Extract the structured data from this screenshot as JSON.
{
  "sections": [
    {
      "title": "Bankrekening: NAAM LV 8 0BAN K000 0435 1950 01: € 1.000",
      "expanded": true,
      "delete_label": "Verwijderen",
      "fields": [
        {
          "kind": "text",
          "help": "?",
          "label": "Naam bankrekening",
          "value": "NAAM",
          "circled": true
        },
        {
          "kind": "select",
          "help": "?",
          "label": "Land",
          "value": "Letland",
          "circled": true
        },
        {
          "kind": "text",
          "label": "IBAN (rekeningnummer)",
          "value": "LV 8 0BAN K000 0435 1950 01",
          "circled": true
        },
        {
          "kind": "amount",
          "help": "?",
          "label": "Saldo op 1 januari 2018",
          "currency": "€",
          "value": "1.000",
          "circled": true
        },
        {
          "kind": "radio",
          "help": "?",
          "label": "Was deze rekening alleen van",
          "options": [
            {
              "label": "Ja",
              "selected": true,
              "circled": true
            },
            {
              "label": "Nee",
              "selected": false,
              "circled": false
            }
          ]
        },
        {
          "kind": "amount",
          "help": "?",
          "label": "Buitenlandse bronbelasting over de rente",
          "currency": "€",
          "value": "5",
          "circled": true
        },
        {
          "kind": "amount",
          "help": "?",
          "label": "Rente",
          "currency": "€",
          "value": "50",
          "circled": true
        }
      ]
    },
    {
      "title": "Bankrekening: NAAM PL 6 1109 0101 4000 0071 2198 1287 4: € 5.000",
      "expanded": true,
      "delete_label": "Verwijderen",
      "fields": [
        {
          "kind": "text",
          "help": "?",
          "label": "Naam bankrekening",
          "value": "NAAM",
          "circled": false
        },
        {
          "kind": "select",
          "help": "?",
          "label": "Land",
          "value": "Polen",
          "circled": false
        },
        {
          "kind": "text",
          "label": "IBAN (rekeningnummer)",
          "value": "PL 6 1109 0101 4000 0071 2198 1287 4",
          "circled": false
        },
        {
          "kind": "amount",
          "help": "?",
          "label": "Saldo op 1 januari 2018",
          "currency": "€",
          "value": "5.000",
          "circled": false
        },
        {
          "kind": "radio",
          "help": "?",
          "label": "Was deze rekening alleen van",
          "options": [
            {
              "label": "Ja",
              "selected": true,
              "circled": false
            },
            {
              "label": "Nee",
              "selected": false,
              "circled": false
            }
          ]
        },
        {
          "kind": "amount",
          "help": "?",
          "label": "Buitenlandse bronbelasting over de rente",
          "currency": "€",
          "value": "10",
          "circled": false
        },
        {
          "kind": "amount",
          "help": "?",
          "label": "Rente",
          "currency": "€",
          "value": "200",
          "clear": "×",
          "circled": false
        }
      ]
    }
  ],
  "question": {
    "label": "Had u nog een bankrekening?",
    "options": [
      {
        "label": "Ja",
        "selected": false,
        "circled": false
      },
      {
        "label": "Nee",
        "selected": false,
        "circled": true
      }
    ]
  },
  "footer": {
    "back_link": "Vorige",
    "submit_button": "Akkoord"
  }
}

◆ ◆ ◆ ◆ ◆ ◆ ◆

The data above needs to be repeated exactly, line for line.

Extract the structured data from this screenshot as JSON.
{
  "sections": [
    {
      "title": "Bankrekening: NAAM LV 8 0BAN K000 0435 1950 01: € 1.000",
      "expanded": true,
      "delete_label": "Verwijderen",
      "fields": [
        {
          "kind": "text",
          "help": "?",
          "label": "Naam bankrekening",
          "value": "NAAM",
          "circled": true
        },
        {
          "kind": "select",
          "help": "?",
          "label": "Land",
          "value": "Letland",
          "circled": true
        },
        {
          "kind": "text",
          "label": "IBAN (rekeningnummer)",
          "value": "LV 8 0BAN K000 0435 1950 01",
          "circled": true
        },
        {
          "kind": "amount",
          "help": "?",
          "label": "Saldo op 1 januari 2018",
          "currency": "€",
          "value": "1.000",
          "circled": true
        },
        {
          "kind": "radio",
          "help": "?",
          "label": "Was deze rekening alleen van",
          "options": [
            {
              "label": "Ja",
              "selected": true,
              "circled": true
            },
            {
              "label": "Nee",
              "selected": false,
              "circled": false
            }
          ]
        },
        {
          "kind": "amount",
          "help": "?",
          "label": "Buitenlandse bronbelasting over de rente",
          "currency": "€",
          "value": "5",
          "circled": true
        },
        {
          "kind": "amount",
          "help": "?",
          "label": "Rente",
          "currency": "€",
          "value": "50",
          "circled": true
        }
      ]
    },
    {
      "title": "Bankrekening: NAAM PL 6 1109 0101 4000 0071 2198 1287 4: € 5.000",
      "expanded": true,
      "delete_label": "Verwijderen",
      "fields": [
        {
          "kind": "text",
          "help": "?",
          "label": "Naam bankrekening",
          "value": "NAAM",
          "circled": false
        },
        {
          "kind": "select",
          "help": "?",
          "label": "Land",
          "value": "Polen",
          "circled": false
        },
        {
          "kind": "text",
          "label": "IBAN (rekeningnummer)",
          "value": "PL 6 1109 0101 4000 0071 2198 1287 4",
          "circled": false
        },
        {
          "kind": "amount",
          "help": "?",
          "label": "Saldo op 1 januari 2018",
          "currency": "€",
          "value": "5.000",
          "circled": false
        },
        {
          "kind": "radio",
          "help": "?",
          "label": "Was deze rekening alleen van",
          "options": [
            {
              "label": "Ja",
              "selected": true,
              "circled": false
            },
            {
              "label": "Nee",
              "selected": false,
              "circled": false
            }
          ]
        },
        {
          "kind": "amount",
          "help": "?",
          "label": "Buitenlandse bronbelasting over de rente",
          "currency": "€",
          "value": "10",
          "circled": false
        },
        {
          "kind": "amount",
          "help": "?",
          "label": "Rente",
          "currency": "€",
          "value": "200",
          "clear": "×",
          "circled": false
        }
      ]
    }
  ],
  "question": {
    "label": "Had u nog een bankrekening?",
    "options": [
      {
        "label": "Ja",
        "selected": false,
        "circled": false
      },
      {
        "label": "Nee",
        "selected": false,
        "circled": true
      }
    ]
  },
  "footer": {
    "back_link": "Vorige",
    "submit_button": "Akkoord"
  }
}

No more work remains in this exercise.